One of the joys of the Garden Tour Season I always look forward to, is the tour put on by Georgia Perennial Plant Association. Several chosen gardens are opened to the membership for one week- end a year. Most gardeners would have bottled water and iced tea available for the visitors. Margaret Moseley would serve her famous Almond Tea whenever her garden was opened. Last week Pimento Cheese party sandwiches were passed around on silver trays for the guests! (Did I forget to mention that in the last post?)
For several years I served as the Tour Chairperson of this organization as well as The American Hydrangea Society. I know firsthand about what it takes to create a successful event. So I was not surprised that in recent years the format has changed and only one garden is opened for a day. I like this change. One no longer has to budget their time and rush to see as many gardens as possible in the allotted timeframe. These are SPECTACULAR gardens where one could happily spend the entire day and still not take it all in.
This year, the garden of Lyndy Broder was the featured garden. Lyndy is a dear friend and an expert on the genus Clematis. Her knowledge and talents however, go far beyond Clematis. She has collected an amazing variety of unusual and seldom seen trees and shrubs to create a personal arboretum ‘par excellence’ on her property….and almost all are festooned with the most delicious varieties of Clematis one could imagine.
A wall of seed grown species welcome visitors
Golden Larch (Pseudolarix amabilis) with Clematis
The Canadian Geese Meadow leading to the lake above.
The Sanctuary of St. Fiacre, patron saint of gardeners ( loved working with Lyndy on this project)

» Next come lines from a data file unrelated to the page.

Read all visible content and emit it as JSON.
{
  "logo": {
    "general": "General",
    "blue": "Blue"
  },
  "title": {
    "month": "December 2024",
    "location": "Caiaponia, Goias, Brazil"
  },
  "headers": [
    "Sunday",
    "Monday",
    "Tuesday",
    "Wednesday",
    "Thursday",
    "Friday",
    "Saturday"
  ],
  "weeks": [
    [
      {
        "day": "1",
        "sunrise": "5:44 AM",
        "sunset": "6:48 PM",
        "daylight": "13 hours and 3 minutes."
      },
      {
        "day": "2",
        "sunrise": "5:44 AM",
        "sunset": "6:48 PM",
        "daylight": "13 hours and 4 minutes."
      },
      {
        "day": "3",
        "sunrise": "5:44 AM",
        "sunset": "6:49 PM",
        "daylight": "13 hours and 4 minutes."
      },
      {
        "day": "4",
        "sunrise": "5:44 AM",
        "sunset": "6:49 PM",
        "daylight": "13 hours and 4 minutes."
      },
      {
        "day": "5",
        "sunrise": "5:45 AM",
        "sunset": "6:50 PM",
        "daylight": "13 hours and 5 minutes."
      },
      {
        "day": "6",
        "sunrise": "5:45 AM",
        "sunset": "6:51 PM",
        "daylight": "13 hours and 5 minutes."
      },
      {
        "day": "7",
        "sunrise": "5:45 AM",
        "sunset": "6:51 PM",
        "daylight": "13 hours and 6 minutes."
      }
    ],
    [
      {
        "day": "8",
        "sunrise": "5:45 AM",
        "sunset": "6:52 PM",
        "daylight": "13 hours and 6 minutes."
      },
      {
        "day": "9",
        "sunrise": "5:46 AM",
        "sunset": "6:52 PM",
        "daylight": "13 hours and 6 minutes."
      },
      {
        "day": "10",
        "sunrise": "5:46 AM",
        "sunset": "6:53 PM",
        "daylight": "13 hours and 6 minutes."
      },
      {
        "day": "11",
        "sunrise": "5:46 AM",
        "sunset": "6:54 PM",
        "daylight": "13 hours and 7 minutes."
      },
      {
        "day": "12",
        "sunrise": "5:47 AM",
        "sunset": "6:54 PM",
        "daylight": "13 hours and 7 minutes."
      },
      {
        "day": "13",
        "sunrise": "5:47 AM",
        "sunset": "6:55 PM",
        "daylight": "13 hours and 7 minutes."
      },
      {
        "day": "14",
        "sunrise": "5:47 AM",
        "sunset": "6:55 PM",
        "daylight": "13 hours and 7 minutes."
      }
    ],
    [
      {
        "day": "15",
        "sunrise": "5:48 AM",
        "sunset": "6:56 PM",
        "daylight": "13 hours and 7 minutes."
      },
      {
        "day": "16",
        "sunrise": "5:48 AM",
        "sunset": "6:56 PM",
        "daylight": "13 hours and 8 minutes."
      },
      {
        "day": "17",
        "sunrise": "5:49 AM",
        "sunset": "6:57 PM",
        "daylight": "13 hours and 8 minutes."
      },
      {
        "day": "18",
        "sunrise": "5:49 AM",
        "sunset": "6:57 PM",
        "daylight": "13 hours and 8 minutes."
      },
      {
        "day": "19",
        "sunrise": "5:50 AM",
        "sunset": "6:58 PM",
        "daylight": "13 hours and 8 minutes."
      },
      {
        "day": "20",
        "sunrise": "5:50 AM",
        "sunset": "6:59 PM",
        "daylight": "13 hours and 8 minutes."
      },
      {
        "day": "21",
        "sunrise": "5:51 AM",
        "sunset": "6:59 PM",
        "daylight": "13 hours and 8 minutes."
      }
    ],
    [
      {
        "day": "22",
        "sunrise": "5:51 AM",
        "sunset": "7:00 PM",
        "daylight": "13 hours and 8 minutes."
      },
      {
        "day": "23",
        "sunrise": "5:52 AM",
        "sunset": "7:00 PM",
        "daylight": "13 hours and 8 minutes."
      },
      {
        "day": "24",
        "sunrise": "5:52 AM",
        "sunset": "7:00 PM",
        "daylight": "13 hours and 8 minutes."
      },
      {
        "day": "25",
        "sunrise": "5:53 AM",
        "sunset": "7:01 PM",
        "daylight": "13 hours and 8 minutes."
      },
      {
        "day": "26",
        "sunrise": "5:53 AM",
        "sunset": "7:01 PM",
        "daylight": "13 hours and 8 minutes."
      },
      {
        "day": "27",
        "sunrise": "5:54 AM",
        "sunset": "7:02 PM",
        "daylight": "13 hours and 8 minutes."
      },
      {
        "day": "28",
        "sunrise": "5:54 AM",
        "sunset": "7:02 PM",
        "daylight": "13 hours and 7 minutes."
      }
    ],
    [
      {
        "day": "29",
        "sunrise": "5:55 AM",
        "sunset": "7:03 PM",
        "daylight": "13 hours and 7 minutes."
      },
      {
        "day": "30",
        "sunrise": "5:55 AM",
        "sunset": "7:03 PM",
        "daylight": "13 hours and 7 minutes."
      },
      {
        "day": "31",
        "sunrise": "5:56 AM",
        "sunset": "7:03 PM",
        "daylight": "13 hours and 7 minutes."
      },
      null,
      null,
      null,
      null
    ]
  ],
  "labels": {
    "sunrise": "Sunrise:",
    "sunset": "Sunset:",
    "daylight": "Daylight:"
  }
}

When a garden of this caliber is open….. everyone comes. This turned into a reunion of great plantsmen and gardeners, a huge amount of talent here, the energy was palpable.
Hydrangea season is in full swing. I have, over the last 15 years, been ‘collecting’ hydrangeas and devising many ways to display them in a garden setting. They bloom a very long time and even when they pass their ‘prime’ they are still very effective; in fact I love them more when they are faded. They truly carry the southern garden throughout the summer months.
H. macrophylla ‘Westfalen” above…
Hydrangea macrophylla ‘Jogasaki’
Hydrangea macrophylla ‘Mme Emile Mouillere’, turning pale blue above..
Hydrangea arborescens ‘Annabelle’ in the garden with companion Kerriajaponica ‘Picta’ above..
The path leading to “The Circle of Friends” in my garden this morning … above
Some of the best hydrangea gardens in Atlanta will be on tour Saturday June 9th. Although this is a members only tour for THE AMERICAN HYDRANGEA SOCIETY, one can become a member/ buy a ticket, at several Atlanta Garden Centers or at 3 of the featured gardens on the day of the tour. (1 ticket $25.00 2 tickets $40.00)
Gloria Ward, the tour chairperson, has selected 7 gardens, the main criteria for which is being well designed including beautiful hydrangeas.
“You should have seen it last week!” The familiar phrase heard from gardeners, when showing visitors around. Well to avoid that I’m posting a time-lapse kind of garden tour. Photos from the garden over the last two weeks.
The Dogwoods in the meadow, like most other spring-flowering plants, cooked in the 80 degree temperatures. the blossoms did not last long. Above, in their moment of glory with the native Phlox (Phlox divericata).
Above, the view from a second floor window, Dogwoods, Lady Banks Rose (white selection) & Viburnums. Those ‘Snowballs’ (Viburnummacrocephalum) are trained into trees.
Love the tree right by the house.
Early clematis, blooming now for several weeks.
Along the North Border….Viburnum ‘Kern’s Pink’ & Baptisia…. (below)
followed by Viburnum opulus, Purple smoke tree (Cotinus coggygria ‘Royal Purple’ ) & Styrax obassia ..heavenly fragrant bells.